Operators are ultimately what determine the structure of the expression formed from a particular piece of input. The Mathematica
language involves several general classes of operators, distinguished by the different positions in which they appear with respect to their operands.
Examples of classes of operators in the Mathematica language.
Operators typically work by picking up operands from definite positions around them. But when a string contains more than one operator, the result can in general depend on which operator picks up its operands first.
Thus, for example,
could potentially be interpreted either as
depending on whether
picks up its operands first.
To avoid such ambiguities, Mathematica
assigns a precedence
to each operator that can appear. Operators with higher precedence are then taken to pick up their operands first.
Thus, for example, the multiplication operator
is assigned higher precedence than
, so that it picks up its operands first, and

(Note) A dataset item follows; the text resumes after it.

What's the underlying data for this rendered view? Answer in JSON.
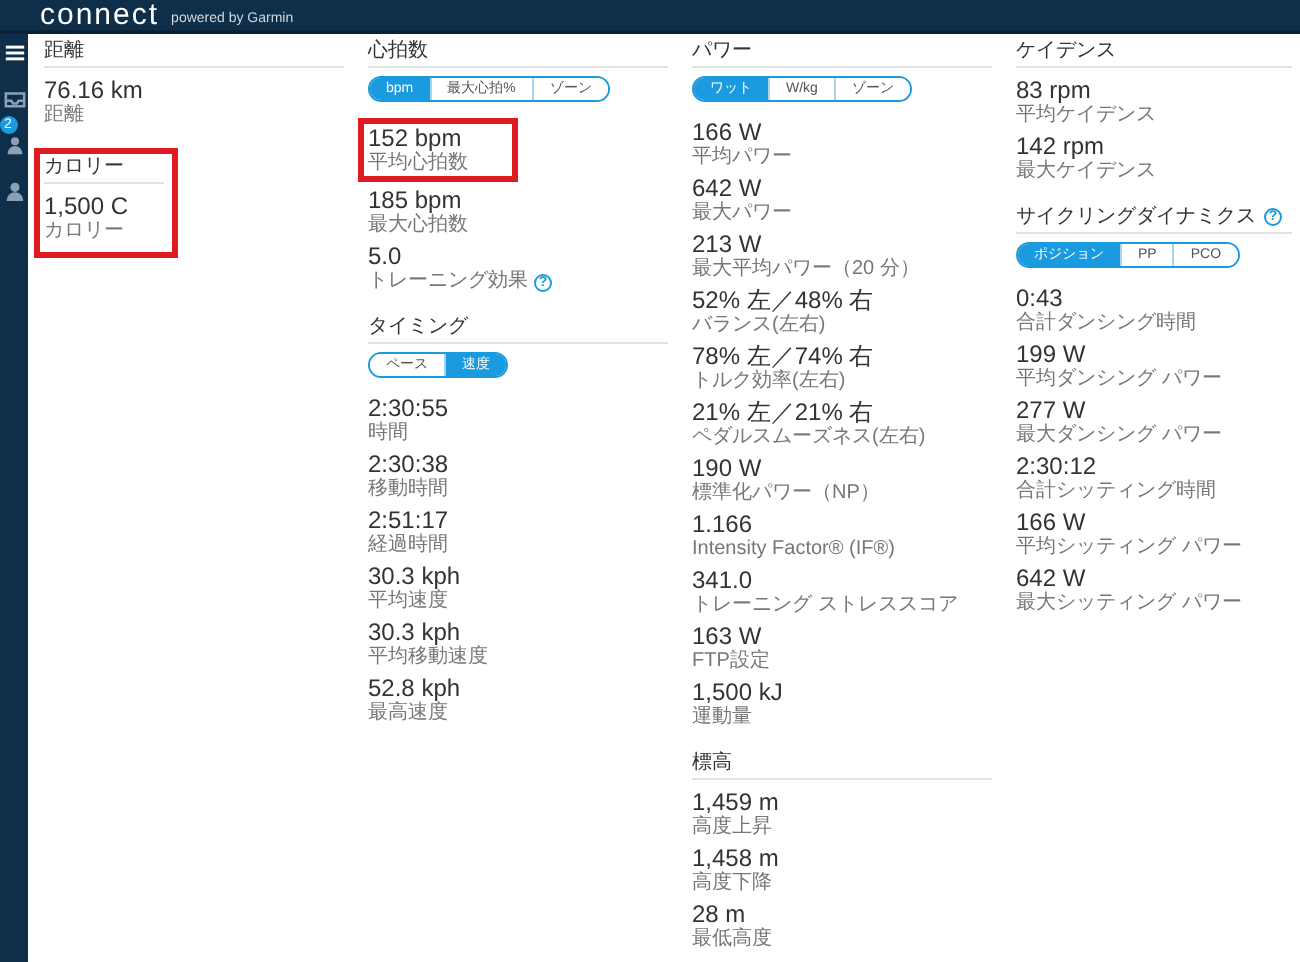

is interpreted as
operator has higher precedence than
, so in both cases Times
is the innermost function.
operator has rather low precedence.
operator has high precedence.
Whatever the precedence of the operators you are using, you can always specify the structure of the expressions you want to form by explicitly inserting appropriate parentheses.
Inserting parentheses makes Plus
rather than Times
the innermost function.
|Extensions of symbol names||x_,#2,e::s, etc.|
|Function application variants||e[e],e@@e, etc.|
|Power-related operators||√e,e^e, etc.|
|Addition-related operators||ee,e+e,ee, etc.|
|Relational operators||e==e,ee,ee,ee,ee, etc.|
|Arrow and vector operators||ee,ee,ee,e e, etc.|
|Logic operators||ee,e&&e,ee,ee, etc.|
|Pattern and rule operators||e..,e|e,e->e,e/.e, etc.|
|Pure function operator||e&|
|Assignment operators||e=e,e:=e, etc.|
Outline of operators in order of decreasing precedence.
The table in "Operator Input Forms
" gives the complete ordering by precedence of all operators in Mathematica
. Much of this ordering, as in the case of
, is determined directly by standard mathematical usage. But in general the ordering is simply set up to make it less likely for explicit parentheses to have to be inserted in typical pieces of input.
Operator precedences are such that this requires no parentheses.
shows the structure of the expression that was constructed.
Note that the first and second forms here are identical; the third requires explicit parentheses.
Types of grouping for infix operators.
is a Flat
function, so no grouping is necessary here.
is not Flat
, so the operands have to be grouped in pairs.
The syntax of the Mathematica
language is defined not only for characters that you can type on a typical keyboard, but also for all the various special characters that Mathematica
Letters such as
from any alphabet are treated just like ordinary English letters, and can for example appear in the names of symbols. The same is true of letter-like forms such as
But many other special characters are treated as operators. Thus, for example,
are infix operators, while
is a prefix operator, and
are matchfix operators.
is an infix operator.
is an infix operator which means the same as
Some special characters form elements of fairly complicated compound operators. Thus, for example, f x
contains the compound operator with elements
form parts of a compound operator.
No parentheses are needed here: the "inner precedence" of ...
is lower than Times
Parentheses are needed here, however.
Input to Mathematica
can be given not only in the form of one-dimensional strings, but also in the form of two-dimensional boxes. The syntax of the Mathematica
language covers not only one-dimensional constructs but also two-dimensional ones.
This superscript is interpreted as a power.
is a two-dimensional compound operator.
is part of a more complicated two-dimensional compound operator.
operator has higher precedence than